***** RECORDED INFORMATION

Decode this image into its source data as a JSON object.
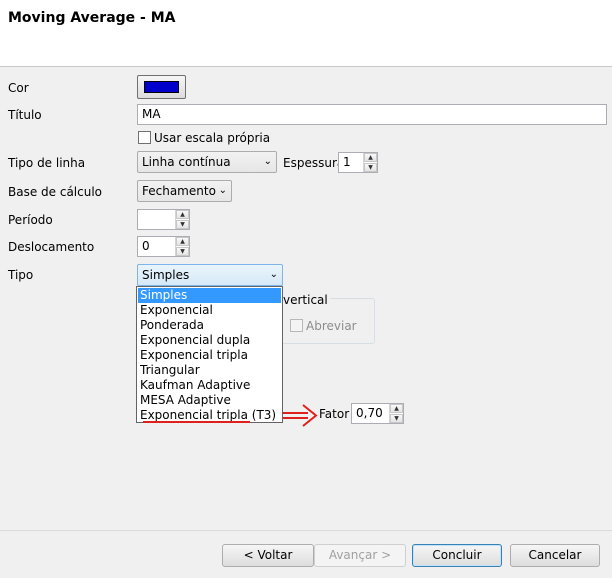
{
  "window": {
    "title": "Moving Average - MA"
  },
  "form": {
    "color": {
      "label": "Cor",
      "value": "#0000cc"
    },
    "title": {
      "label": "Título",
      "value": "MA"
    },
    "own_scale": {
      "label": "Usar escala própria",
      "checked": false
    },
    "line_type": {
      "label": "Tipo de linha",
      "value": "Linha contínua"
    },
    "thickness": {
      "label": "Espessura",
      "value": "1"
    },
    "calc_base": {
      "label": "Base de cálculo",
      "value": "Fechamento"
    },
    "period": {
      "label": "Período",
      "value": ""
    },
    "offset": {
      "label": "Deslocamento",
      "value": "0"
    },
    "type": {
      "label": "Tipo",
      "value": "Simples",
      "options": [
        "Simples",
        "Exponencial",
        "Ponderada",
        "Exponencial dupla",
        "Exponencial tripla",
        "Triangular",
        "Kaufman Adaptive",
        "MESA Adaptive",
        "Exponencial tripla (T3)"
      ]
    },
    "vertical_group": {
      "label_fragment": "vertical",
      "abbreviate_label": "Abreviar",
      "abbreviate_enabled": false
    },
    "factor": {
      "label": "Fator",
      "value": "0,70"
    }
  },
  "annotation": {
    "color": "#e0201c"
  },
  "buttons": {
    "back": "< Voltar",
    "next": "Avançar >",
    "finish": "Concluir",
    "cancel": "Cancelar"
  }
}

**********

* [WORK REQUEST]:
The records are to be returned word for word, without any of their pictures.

* [RESPONSE]:
Decode this image into its source data as a JSON object.
{
  "window": {
    "title": "Moving Average - MA"
  },
  "form": {
    "color": {
      "label": "Cor",
      "value": "#0000cc"
    },
    "title": {
      "label": "Título",
      "value": "MA"
    },
    "own_scale": {
      "label": "Usar escala própria",
      "checked": false
    },
    "line_type": {
      "label": "Tipo de linha",
      "value": "Linha contínua"
    },
    "thickness": {
      "label": "Espessura",
      "value": "1"
    },
    "calc_base": {
      "label": "Base de cálculo",
      "value": "Fechamento"
    },
    "period": {
      "label": "Período",
      "value": ""
    },
    "offset": {
      "label": "Deslocamento",
      "value": "0"
    },
    "type": {
      "label": "Tipo",
      "value": "Simples",
      "options": [
        "Simples",
        "Exponencial",
        "Ponderada",
        "Exponencial dupla",
        "Exponencial tripla",
        "Triangular",
        "Kaufman Adaptive",
        "MESA Adaptive",
        "Exponencial tripla (T3)"
      ]
    },
    "vertical_group": {
      "label_fragment": "vertical",
      "abbreviate_label": "Abreviar",
      "abbreviate_enabled": false
    },
    "factor": {
      "label": "Fator",
      "value": "0,70"
    }
  },
  "annotation": {
    "color": "#e0201c"
  },
  "buttons": {
    "back": "< Voltar",
    "next": "Avançar >",
    "finish": "Concluir",
    "cancel": "Cancelar"
  }
}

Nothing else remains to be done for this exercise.